- _Work request_
Count the lines in the data below that have "Printer" in them, and reply with only that number.

- _Supplied entries_
——————

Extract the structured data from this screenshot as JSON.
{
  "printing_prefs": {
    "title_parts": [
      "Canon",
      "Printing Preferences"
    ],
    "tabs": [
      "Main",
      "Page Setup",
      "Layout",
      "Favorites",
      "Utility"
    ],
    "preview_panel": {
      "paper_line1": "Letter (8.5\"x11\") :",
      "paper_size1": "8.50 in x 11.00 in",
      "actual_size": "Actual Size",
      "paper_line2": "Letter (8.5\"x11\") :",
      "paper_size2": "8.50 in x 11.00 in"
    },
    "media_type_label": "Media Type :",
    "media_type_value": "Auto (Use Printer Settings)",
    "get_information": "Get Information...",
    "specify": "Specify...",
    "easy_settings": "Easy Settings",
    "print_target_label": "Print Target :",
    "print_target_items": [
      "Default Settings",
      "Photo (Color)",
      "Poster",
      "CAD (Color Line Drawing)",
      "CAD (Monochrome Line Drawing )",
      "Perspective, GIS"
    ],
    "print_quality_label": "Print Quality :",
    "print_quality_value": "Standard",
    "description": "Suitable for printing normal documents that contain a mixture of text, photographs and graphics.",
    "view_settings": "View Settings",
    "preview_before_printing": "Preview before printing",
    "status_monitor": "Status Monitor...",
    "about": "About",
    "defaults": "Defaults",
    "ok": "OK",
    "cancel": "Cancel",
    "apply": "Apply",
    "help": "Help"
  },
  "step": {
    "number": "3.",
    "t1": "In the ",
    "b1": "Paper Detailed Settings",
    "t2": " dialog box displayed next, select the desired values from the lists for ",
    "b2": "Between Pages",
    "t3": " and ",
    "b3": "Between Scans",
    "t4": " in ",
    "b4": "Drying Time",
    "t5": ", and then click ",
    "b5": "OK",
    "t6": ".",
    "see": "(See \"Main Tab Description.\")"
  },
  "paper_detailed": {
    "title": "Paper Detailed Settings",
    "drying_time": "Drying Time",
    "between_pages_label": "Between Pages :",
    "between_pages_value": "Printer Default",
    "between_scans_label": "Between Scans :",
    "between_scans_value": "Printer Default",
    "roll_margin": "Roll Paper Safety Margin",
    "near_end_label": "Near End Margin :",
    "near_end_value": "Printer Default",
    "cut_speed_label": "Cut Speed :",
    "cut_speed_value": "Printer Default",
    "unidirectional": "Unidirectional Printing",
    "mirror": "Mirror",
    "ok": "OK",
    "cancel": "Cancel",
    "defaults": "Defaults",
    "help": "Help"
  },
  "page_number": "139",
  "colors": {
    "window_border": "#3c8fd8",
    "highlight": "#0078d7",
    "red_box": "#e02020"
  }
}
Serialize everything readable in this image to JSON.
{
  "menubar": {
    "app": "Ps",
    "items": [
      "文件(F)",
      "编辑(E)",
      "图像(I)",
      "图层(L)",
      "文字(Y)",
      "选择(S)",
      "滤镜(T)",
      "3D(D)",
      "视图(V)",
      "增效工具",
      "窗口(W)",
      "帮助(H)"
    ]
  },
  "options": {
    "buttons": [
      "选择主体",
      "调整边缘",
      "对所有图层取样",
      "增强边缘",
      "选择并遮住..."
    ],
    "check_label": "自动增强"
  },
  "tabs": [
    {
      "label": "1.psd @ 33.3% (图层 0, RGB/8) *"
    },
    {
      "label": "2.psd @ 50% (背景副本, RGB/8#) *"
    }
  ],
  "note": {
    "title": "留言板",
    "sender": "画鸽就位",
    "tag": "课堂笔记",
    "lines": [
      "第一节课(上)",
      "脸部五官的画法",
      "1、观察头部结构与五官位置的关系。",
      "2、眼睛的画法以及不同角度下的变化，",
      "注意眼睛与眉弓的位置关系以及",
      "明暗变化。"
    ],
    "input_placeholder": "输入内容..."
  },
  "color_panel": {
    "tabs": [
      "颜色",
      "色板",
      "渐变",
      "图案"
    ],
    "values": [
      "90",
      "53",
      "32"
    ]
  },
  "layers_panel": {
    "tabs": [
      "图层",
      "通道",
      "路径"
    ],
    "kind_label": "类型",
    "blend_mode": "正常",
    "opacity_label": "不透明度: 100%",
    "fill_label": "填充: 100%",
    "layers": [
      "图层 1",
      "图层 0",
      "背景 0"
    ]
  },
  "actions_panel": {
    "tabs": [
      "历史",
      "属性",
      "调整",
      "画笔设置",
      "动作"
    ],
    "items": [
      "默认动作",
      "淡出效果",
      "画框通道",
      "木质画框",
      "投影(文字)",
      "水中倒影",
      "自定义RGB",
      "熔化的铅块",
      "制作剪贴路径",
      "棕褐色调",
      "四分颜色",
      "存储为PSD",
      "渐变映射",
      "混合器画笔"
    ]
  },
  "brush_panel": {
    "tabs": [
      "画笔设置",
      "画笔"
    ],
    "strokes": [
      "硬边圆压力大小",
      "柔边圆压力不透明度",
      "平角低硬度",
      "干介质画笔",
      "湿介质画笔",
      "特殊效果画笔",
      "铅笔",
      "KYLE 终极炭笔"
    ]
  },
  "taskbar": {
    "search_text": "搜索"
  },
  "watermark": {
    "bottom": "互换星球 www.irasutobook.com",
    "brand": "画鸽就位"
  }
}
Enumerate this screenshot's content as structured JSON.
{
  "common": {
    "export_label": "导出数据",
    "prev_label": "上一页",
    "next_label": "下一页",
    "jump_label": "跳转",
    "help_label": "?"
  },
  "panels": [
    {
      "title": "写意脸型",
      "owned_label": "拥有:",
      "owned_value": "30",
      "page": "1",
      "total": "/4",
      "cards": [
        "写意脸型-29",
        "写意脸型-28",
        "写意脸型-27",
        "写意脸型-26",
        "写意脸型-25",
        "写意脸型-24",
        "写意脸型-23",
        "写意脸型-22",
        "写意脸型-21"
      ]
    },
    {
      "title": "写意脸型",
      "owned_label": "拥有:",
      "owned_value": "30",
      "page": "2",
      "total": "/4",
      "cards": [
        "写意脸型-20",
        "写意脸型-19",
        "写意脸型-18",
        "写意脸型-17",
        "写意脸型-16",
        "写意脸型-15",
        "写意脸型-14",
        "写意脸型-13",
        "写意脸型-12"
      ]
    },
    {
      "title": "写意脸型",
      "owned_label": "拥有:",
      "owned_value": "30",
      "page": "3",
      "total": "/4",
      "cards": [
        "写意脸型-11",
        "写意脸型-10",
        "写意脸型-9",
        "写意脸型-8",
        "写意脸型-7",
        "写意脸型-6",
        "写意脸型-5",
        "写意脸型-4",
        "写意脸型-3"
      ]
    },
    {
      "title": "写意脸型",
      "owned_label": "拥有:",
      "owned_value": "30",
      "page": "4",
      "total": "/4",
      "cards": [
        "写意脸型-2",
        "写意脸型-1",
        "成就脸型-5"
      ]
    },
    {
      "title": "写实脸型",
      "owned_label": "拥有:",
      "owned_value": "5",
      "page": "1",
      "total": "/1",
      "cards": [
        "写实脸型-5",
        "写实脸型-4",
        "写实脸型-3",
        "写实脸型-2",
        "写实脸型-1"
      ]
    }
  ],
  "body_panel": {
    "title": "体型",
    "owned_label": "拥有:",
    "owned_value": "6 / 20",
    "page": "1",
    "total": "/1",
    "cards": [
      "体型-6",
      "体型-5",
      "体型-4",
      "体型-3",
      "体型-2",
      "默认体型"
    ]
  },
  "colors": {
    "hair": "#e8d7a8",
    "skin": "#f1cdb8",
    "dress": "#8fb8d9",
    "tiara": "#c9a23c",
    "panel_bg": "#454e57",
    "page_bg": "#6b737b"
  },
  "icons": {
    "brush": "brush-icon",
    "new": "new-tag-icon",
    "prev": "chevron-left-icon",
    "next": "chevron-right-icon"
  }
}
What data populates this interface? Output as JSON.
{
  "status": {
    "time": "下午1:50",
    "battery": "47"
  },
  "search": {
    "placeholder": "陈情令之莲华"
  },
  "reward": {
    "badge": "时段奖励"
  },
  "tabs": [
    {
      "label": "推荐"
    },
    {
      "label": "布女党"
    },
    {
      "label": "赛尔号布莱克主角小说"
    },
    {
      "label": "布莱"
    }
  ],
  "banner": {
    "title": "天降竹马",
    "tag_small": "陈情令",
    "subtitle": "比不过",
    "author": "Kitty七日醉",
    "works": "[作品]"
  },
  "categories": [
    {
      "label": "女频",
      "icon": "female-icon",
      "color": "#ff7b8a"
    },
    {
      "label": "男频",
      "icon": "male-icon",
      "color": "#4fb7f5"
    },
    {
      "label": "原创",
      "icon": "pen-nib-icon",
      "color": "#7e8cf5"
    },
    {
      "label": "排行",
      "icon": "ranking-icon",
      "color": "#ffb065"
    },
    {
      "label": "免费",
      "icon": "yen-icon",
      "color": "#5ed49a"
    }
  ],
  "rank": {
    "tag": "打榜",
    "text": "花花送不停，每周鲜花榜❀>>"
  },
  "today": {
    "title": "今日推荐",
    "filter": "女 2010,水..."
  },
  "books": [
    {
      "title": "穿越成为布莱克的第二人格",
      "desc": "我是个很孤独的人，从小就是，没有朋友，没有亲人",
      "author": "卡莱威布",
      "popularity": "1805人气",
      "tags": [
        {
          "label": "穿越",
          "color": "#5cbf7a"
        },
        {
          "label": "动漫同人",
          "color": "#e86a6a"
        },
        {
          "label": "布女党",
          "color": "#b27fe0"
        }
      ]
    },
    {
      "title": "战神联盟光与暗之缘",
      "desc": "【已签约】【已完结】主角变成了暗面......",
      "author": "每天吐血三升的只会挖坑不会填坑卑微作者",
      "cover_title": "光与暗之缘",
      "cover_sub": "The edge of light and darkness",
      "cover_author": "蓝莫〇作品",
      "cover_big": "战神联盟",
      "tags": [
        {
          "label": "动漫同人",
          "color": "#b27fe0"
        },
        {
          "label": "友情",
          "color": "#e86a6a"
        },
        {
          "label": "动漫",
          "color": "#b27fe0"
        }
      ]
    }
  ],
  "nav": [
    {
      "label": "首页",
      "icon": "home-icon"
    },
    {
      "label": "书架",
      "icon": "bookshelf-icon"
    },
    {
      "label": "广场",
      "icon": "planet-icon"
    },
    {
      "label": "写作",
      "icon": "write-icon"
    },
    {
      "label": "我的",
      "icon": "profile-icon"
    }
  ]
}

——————

- _Solution to this task_
5